When you read creation myths from around the world, some (not all) say that mankind was created on purpose.  I find it interesting that these stories project upon the Creator the emotion of loneliness.  And I wonder if there’s not even something more to it.

Without going all anthrocentric, let’s just imagine a place out there in the fifth dimension somewhere, where information lives.  And let’s think of information indivisible; or in other words, we will think of the place where all is one.  Let’s call that information “Consciousness”; because if three definitions are good, four’s gotta be even better.

Seems to me like the fifth dimension is a pretty lonely place.  You’ve been lonely; you know what it feels like.  You know that after a while, loneliness evolves into longing.  Especially if you understand what love is.

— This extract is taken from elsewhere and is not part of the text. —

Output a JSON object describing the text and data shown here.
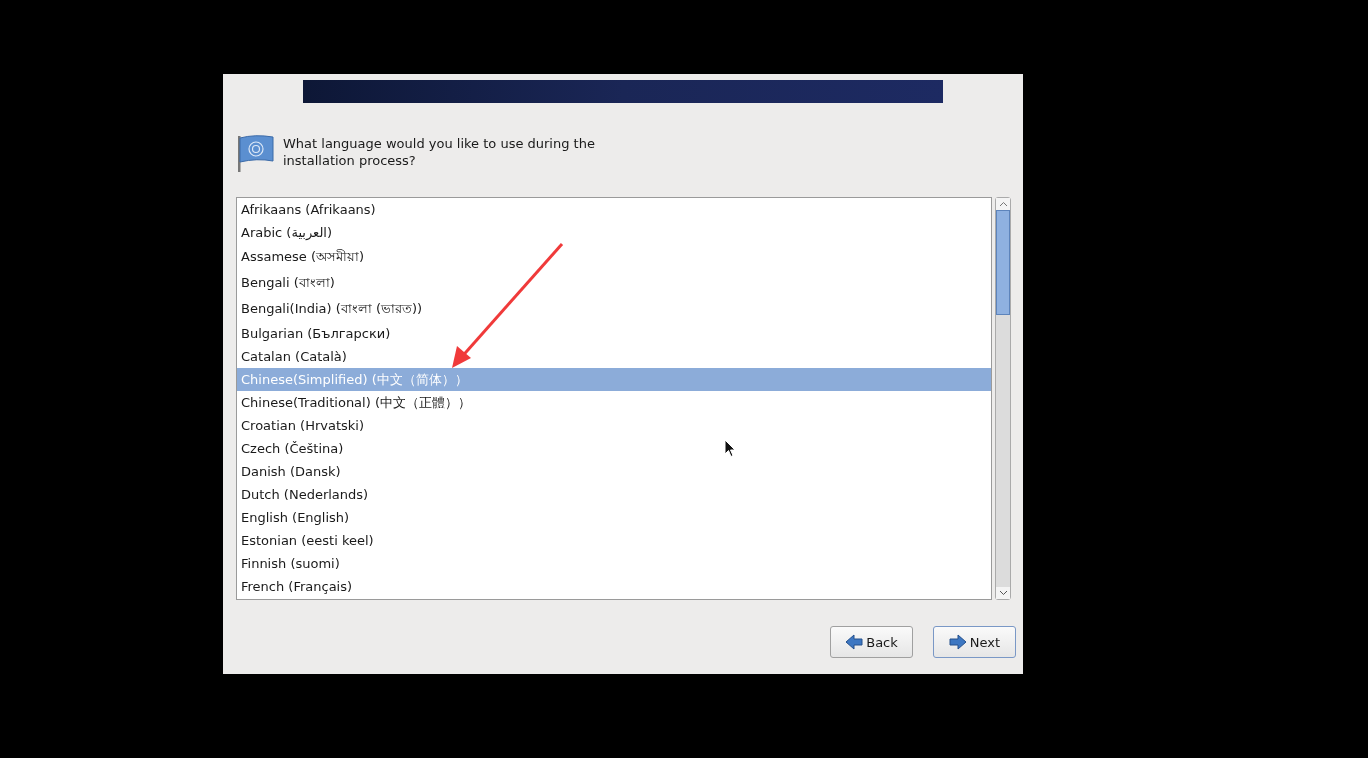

Sure, Consciousness is lonely.  But I think it’s longing too.  It longs for companionship.  It longs to be touched.  It longs to be caressed. It longs to be loved.  Maybe it longs to be made love to.

Takes two to tango.  You need interfaces to interact.  You need surfaces in order to touch.  To me, this is the third-order game we are playing.   Multidimensional nuggets of Consciousness — sets that have been cleaved off from the whole — are flying through the void, looking for form, so they can make surfaces and interfaces to please and interest each other.

To summarize, the game of life, carried to the third level:

  1.  F&F.  The thermodynamic game of the here-and-now.  Fighting and — erm — having sex for the purposes of reproduction.
  2. The thermodynamic game in four dimensions, where time matters.  This is the game of culture.
  3. The game of sentient entities interacting along interfaces.

The game of sentient entities interacting kind of sounds meaningless, until you consider the alternative.

Yesterday I posted a notion of the afterlife as a place of justice and happiness.  I’m not sure everyone sees it that way, and I discussed how and why some people might see it that


way.  I suspect there’s an element of truth in it, and it’s a beautiful truth at that.

But I also suspect there’s an element of our tendency to understand multi-dimensional objects and spaces by unfolding them.  I’ve posted a GIF of a 4- dimensional cube, or tesseract, and what it looks like unfolded (like a cross) and in its natural state (like a box). We also see reality unfolded in the Minkowski diagram, where “The Bulk,” or in other words the fifth dimension where gravity lives, is located outside the light cones.  In reality, all five dimensions are present everywhere.  The fifth dimension is not “over there,” it’s “right here.”  It’s just hard for us to imagine it that way, so we draw pictures that show all of these dimensions located apart from each other in space and time.  We imagine them that way and we might even have to experience them that way, to the extent our bodies and at least part of our brains are trapped in a three-dimensional matrix.

When you’re standing in the brane, the fifth dimension looks like heaven, and life on earth looks like hell.  From the fifth dimension, the idea of becoming a sprite flying through the universe, interacting with other intelligent entities, adopting forms that are interesting and pleasing to each other — that sounds like loads of fun.  I think the challenge is to understand that heaven and hell are all around us, all the time.  That life is a precious gift being acted out somewhere between the extremes.

If you’re hung up on the thermodynamic game, find it tiresome and meaningless, I’m with you.  Just understand that’s not really the game you’re playing, any more than poker is a game of cards.

The cartoon I referenced above?  Listen again to the woman who doesn’t want to be an ant. If I really were an ant, I guess I wound’t mind it.  If I really were a human pretending to be an ant, and that’s all there were to life, I would feel a sense of despair and wouldn’t see the point in living.  I think the key is to not be an ant.